Are exit strategies defined, anyway? - Some reflections on Business Continuity

Ansgar Toscha
8 december 2015

Business Continuity Planning (BCP) and Management (BCM) are key when it comes to preparing for both known and unknown threats that have the potential to bring down critical parts of the business. Business critical areas could be IT-systems, employees with unique skills, key production sites, single source suppliers, IPR's or others and may - depending on the industry - span over one or a number of different parts of the business. Accordingly, analyses made (Business Impact Analysis, BIA) need to be comprehensive and structured to certainly identify the most critical areas that need to be covered by BCP and BCM.

The related ISO standards from 2012 define Business Continuity (ISO 22301 and ISO 22313) define as the "capability of the organization to continue delivery of products or services at acceptable predefined levels following a disruptive incident" and give guidance on how to define, implement and continuously improve Business Continuity according to the Plan-Do-Check-Act-model.

Operational vs. strategic mitigation

Experience shows that the challenge for setting up an appropriate BCP is in many cases not the identification of critical business areas itself which is often discussed as a purely operational matter, but rather defining the right level of risk mitigation to prevent severe consequences of a disruptive event which at the end of the day often ends up in strategic discussions, which in turn makes the discussion more complex.

An example; a production site producing unique parts in a possibly politically unstable country might make sense from a labor cost and tax perspective but in the mid or long-term might expose the group to a higher level of risk of delivery problems due to e.g. social unrest, capital repatriation problems, sudden customs restrictions, or a natural disaster.
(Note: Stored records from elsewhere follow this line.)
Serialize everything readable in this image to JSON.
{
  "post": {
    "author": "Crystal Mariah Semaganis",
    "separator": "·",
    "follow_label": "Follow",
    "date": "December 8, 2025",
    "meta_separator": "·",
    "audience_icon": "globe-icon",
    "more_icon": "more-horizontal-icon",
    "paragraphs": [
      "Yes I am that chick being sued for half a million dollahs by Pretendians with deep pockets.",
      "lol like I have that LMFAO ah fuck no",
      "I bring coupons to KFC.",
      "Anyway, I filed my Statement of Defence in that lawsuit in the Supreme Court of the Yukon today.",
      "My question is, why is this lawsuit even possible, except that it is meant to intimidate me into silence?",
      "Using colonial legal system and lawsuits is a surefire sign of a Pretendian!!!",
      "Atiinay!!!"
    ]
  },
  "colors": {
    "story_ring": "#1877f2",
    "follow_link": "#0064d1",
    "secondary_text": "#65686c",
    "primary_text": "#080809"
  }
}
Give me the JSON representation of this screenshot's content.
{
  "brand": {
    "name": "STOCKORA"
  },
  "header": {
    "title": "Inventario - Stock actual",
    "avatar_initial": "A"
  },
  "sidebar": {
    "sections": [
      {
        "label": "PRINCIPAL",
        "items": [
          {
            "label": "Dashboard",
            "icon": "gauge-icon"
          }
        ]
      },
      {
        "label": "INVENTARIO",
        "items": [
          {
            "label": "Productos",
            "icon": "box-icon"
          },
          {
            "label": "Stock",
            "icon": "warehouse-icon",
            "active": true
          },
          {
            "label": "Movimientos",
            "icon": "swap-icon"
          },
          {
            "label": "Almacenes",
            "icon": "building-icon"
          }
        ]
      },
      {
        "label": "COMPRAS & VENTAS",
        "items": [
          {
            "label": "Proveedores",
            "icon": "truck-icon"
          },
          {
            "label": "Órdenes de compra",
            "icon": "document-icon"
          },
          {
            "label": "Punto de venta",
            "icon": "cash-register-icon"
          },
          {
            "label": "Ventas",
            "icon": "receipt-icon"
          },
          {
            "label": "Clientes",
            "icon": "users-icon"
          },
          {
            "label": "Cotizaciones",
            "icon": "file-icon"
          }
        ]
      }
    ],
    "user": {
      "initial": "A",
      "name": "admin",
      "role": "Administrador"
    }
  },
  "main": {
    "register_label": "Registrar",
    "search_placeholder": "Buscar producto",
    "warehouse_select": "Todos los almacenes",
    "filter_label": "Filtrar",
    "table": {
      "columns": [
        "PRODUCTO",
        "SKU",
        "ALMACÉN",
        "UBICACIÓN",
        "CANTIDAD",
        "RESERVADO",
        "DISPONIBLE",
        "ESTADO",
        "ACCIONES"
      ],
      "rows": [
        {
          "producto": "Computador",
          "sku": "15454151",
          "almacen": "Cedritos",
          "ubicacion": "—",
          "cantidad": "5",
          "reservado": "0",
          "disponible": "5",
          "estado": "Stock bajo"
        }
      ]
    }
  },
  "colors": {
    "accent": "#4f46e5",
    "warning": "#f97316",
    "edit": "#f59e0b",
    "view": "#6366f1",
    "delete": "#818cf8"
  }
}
Hence, to discuss BCP in terms of fences, sprinklers and firewalls to protect the operational functionality of the site is in this case not enough because even when the site might still be able to operate, it might become impossible to get the products out of the country. This adds a strategic dimension to the discussion and requires a plan B or even an Exit-strategy as a part of a full-scale BCP.

But is the organization really prepared for painful strategic (exit) decisions?

Are Exit-strategies defined, anyway?

From my view, Exit-strategies are often not seriously enough discussed and thought through as it would be necessary when it comes to investment decisions concerning manufacturing or supplier footprints, among other. That phenomenon indicates weaknesses in organizations' capability to set up and analyse worst case scenarios, both from a short and long-term perspective. Or simply, the scenario is clear, but the management is not willing nor has the time to discuss the worst case to its ultimate possible consequence.

But why is that?

Do YOU want to be the party-killer?

Let's stick to the example above. Making strategic footprint decisions are in most cases built on a business case that is the result of structured investment processes and ROI or NVA calculations. One-off disruptive incidents that some day may make all calculations obsolete though may pop up in the discussions but are often considered as low-likelihood events and therefore not worth to discuss in detail. So, why being the party-killer bringing up scenarios that hardly will occur? In these cases, perceived opportunities dominate the discussion towards decision making.

Negative vibes may be suppressed but management forgets that even low-likelihood events may hit you tomorrow.

Exit-strategies are an opportunity by itself

The world is full of examples where exits were done too late, or not at all, which in turn led to even worse disasters. Following ongoing discussions about disaster recovery, managing unknown risk like black and grey swans, it's time that mananagement teams get better in setting up and analyzing worst case scenarios. This includes that low-likelihood events are taken more seriously. This is an important condition that Business Continuity Plans deserve their name, and develop their full potential for the benefit of the business.